|Associate Chief Justice Lori Douglas. (QMI Agency files)
WINNIPEG -- Justice Lori Douglas is guilty of nothing more than indulging her husband’s “strange tastes,” a judicial inquiry was told Tuesday.
Douglas -- who is fighting possible removal from the bench -- should not be punished for the misdeeds of her lawyer husband Jack King or accuser Alex Chapman, her lawyer Sheila Block told the inquiry panel in an opening address.
“To say the public interest means you fire the exploited woman -- the one betrayed and abused at the hands of unscrupulous men -- cannot be right,” Block said. “It’s not the victim who is a disgrace -- it’s a system of justice that could further harm the victim that is a disgrace.”
Douglas had no idea King posted naked pictures of her on the Internet or that he used the same pictures in 2003 to try and lure client Alex Chapman into having sex with her, Block said.
Douglas “had no interest in extra-marital encounters (and) certainly had no interest in her husband’s client,” Block said.
Chapman, whose complaint prompted the inquiry, claims Douglas fully participated in King’s plan and flirted with Chapman after meeting him for drinks at a Winnipeg bar.
Douglas is accused of failing to mention the pictures when she applied to become a judge in December 2004. She answered no when asked if there was anything in her past that would reflect badly on her or the judiciary.
Block said existence of the pictures was common knowledge in the legal community and Douglas knew she had done nothing wrong.
“She was not defined by her husband’s wrongdoing,” Block said. “Her conduct was not at issue.”
Among the issues the inquiry is to consider is whether the existence and knowledge of the online photos has made it impossible for Douglas to carry out her duties as a judge.
Block said firing Douglas would be the same as firing a rape victim whose assault had been videotaped and “set loose” on the Internet.
“If the video resurfaced, would the system of justice ever say she had to be removed from the bench?” Block asked.
“To say yes to that question ... is the antithesis of the public interest, it is the antithesis of what the administration of justice stands for.”
Inquiry counsel Guy Pratte promised to remain impartial and “retain a completely open mind” until all the evidence is in.
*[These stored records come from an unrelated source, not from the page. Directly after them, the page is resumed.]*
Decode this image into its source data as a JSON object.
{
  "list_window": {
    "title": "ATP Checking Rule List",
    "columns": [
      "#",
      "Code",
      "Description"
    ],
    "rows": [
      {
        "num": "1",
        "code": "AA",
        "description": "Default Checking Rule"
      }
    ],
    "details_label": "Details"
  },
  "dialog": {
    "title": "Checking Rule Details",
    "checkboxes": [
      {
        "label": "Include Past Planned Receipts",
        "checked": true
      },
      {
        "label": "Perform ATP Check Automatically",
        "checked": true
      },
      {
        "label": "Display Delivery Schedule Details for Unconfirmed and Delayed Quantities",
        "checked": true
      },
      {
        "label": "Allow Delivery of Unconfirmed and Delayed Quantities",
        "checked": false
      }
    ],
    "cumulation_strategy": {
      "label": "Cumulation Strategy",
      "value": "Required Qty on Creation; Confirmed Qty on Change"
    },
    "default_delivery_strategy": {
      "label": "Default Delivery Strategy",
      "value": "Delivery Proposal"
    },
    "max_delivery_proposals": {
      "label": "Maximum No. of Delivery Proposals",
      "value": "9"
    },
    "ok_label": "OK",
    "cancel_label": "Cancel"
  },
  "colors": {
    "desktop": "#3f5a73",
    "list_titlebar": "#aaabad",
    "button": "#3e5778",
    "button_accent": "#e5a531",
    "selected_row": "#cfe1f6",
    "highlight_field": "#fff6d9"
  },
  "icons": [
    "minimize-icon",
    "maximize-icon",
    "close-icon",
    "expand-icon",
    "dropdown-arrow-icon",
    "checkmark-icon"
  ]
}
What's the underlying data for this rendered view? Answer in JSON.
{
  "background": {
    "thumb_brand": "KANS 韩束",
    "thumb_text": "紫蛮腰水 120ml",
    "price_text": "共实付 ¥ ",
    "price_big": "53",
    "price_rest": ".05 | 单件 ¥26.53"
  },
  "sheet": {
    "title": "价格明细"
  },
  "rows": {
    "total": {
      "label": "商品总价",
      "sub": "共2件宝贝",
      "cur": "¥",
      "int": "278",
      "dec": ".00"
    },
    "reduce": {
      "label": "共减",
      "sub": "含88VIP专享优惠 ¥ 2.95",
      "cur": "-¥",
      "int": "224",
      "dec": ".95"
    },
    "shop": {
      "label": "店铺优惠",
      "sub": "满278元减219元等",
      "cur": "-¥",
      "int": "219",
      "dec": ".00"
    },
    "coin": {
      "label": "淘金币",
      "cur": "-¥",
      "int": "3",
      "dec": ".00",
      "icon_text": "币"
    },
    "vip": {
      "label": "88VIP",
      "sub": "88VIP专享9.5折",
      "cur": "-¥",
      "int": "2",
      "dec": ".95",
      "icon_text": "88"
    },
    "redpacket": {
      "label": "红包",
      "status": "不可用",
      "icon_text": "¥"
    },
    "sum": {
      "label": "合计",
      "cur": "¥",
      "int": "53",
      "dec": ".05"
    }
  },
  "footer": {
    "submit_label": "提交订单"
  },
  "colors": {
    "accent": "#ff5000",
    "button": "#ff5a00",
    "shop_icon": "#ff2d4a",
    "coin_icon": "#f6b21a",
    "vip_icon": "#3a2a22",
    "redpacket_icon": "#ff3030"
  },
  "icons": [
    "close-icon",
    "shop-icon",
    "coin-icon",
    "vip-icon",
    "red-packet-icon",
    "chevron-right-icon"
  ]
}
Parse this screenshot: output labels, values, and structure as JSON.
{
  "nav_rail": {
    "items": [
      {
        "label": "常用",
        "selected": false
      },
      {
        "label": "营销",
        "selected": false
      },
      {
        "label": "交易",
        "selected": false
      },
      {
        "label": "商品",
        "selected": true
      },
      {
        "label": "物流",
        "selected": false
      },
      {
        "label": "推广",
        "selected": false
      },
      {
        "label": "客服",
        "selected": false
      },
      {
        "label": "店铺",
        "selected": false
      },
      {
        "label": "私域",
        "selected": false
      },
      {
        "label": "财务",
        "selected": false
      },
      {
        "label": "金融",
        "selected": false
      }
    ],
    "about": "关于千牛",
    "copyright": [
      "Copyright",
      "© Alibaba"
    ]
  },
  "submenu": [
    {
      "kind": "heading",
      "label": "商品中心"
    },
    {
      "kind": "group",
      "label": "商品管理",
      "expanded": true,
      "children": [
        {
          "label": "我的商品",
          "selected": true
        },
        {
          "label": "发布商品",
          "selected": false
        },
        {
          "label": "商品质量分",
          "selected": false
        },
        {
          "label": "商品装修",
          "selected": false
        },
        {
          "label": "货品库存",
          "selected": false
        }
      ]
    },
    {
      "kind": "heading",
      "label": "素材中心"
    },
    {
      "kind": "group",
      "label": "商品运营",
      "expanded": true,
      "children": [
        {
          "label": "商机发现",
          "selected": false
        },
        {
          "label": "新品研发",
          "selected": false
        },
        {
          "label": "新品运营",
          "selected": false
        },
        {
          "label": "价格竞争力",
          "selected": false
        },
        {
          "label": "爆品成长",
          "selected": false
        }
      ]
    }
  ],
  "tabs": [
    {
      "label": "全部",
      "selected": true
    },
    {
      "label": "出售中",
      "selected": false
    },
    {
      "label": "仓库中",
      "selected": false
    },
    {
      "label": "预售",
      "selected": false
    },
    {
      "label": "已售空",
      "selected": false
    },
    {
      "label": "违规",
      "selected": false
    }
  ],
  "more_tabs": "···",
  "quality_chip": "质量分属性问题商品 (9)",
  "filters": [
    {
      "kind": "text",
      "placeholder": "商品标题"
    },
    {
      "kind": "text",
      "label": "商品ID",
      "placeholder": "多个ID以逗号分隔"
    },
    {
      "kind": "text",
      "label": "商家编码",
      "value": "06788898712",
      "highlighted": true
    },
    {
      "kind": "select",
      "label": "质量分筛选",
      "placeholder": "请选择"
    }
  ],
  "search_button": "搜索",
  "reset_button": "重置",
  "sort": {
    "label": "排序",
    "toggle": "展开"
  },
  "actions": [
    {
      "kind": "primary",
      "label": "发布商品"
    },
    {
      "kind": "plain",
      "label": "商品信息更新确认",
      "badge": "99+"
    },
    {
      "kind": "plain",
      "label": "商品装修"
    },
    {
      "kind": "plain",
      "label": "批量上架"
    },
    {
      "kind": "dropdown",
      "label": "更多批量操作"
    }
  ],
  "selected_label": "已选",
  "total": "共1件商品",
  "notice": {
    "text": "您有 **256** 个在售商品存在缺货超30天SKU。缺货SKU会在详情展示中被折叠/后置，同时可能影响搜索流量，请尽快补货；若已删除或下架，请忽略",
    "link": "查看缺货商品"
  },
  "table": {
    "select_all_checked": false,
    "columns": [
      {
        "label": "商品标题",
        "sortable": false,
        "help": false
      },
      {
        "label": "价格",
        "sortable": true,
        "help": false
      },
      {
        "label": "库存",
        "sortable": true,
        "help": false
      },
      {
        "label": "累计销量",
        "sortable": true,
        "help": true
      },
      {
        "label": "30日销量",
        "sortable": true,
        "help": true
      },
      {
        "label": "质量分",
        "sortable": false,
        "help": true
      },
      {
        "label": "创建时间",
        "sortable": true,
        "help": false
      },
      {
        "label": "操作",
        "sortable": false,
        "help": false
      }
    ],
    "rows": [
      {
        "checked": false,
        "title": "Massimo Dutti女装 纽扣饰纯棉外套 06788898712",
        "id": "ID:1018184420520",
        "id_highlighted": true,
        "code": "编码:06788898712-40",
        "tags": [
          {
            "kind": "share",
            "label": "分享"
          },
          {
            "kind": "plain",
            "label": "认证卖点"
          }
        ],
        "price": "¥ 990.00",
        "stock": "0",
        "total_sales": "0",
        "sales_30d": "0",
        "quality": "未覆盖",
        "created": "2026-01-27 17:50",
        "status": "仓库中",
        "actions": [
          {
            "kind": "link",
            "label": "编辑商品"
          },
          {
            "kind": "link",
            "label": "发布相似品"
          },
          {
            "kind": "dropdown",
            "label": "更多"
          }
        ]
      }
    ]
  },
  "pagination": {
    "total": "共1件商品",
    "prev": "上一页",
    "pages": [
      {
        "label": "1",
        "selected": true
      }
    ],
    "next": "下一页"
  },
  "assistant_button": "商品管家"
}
“This process has not been, is not, and will not become. .. either a witch hunt or a white wash,” Pratte said. “It will be rigorously thorough but scrupulously fair.”